-- RECORDS FOR PROCESSING follows --

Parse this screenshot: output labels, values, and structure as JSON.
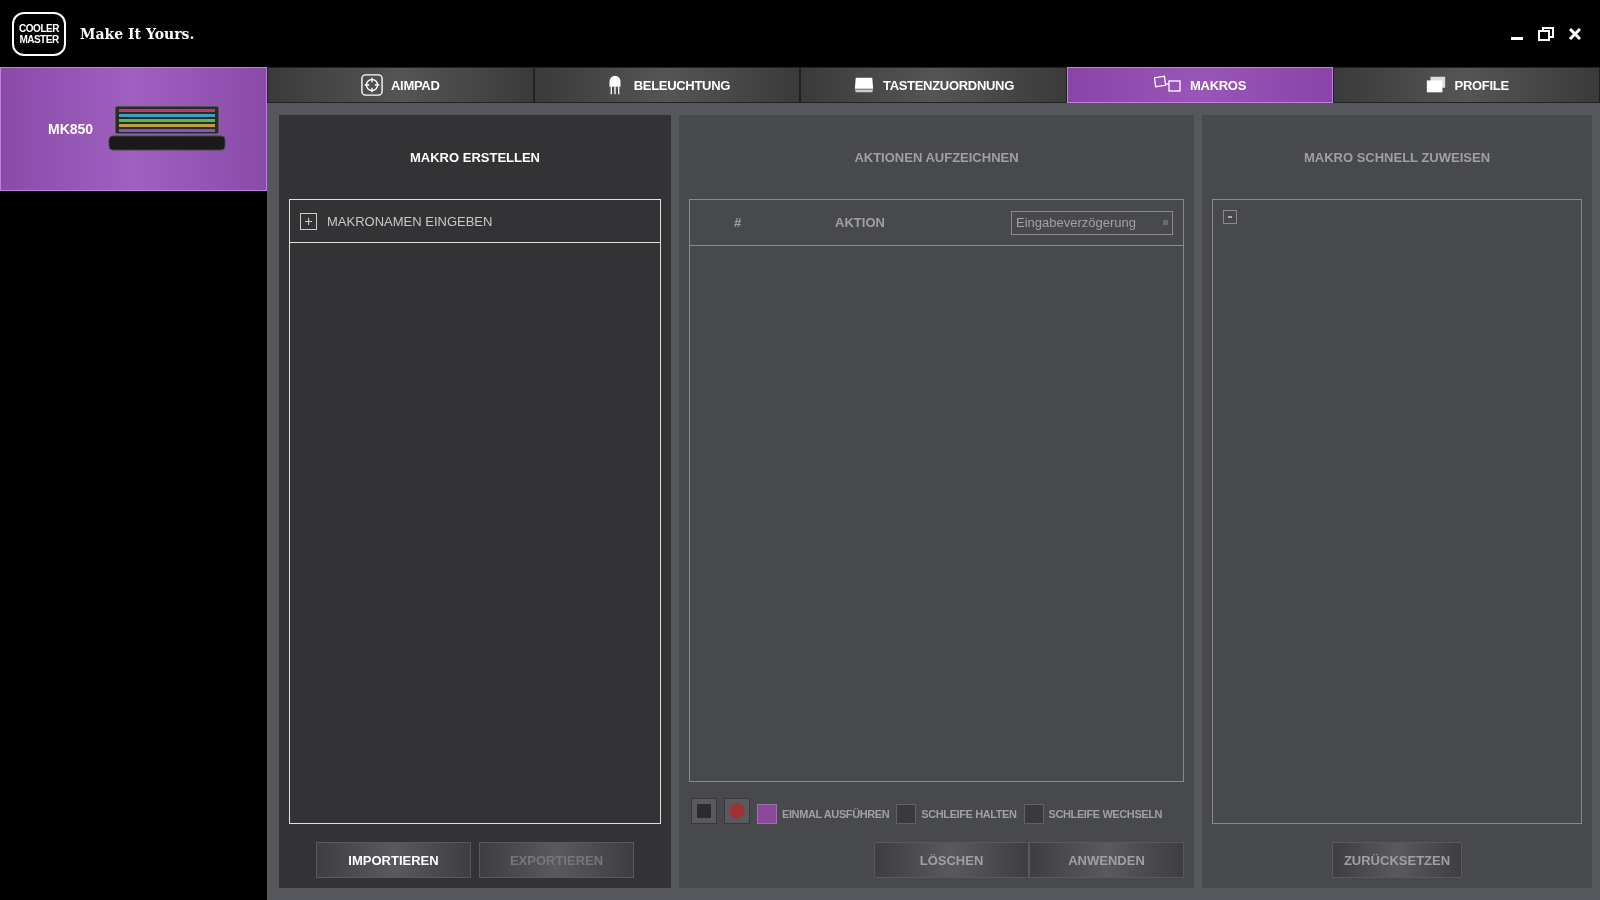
{
  "header": {
    "logo": [
      "COOLER",
      "MASTER"
    ],
    "slogan": "Make It Yours."
  },
  "sidebar": {
    "devices": [
      {
        "name": "MK850",
        "selected": true
      }
    ]
  },
  "tabs": [
    {
      "label": "AIMPAD",
      "selected": false
    },
    {
      "label": "BELEUCHTUNG",
      "selected": false
    },
    {
      "label": "TASTENZUORDNUNG",
      "selected": false
    },
    {
      "label": "MAKROS",
      "selected": true
    },
    {
      "label": "PROFILE",
      "selected": false
    }
  ],
  "create_panel": {
    "title": "MAKRO ERSTELLEN",
    "disabled": false,
    "name_field": {
      "icon": "+",
      "placeholder": "MAKRONAMEN EINGEBEN"
    },
    "buttons": [
      {
        "label": "IMPORTIEREN",
        "disabled": false
      },
      {
        "label": "EXPORTIEREN",
        "disabled": true
      }
    ]
  },
  "record_panel": {
    "title": "AKTIONEN AUFZEICHNEN",
    "disabled": true,
    "table": {
      "columns": [
        "#",
        "AKTION"
      ],
      "delay_select": "Eingabeverzögerung"
    },
    "options": [
      {
        "kind": "stop",
        "checked": false
      },
      {
        "kind": "record",
        "checked": false
      },
      {
        "kind": "check",
        "label": "EINMAL AUSFÜHREN",
        "checked": true
      },
      {
        "kind": "check",
        "label": "SCHLEIFE HALTEN",
        "checked": false
      },
      {
        "kind": "check",
        "label": "SCHLEIFE WECHSELN",
        "checked": false
      }
    ],
    "buttons": [
      {
        "label": "LÖSCHEN",
        "disabled": true
      },
      {
        "label": "ANWENDEN",
        "disabled": true
      }
    ]
  },
  "assign_panel": {
    "title": "MAKRO SCHNELL ZUWEISEN",
    "disabled": true,
    "buttons": [
      {
        "label": "ZURÜCKSETZEN",
        "disabled": true
      }
    ]
  }
}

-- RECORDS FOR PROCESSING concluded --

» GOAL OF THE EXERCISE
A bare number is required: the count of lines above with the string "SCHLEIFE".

» ANSWER SECTION
2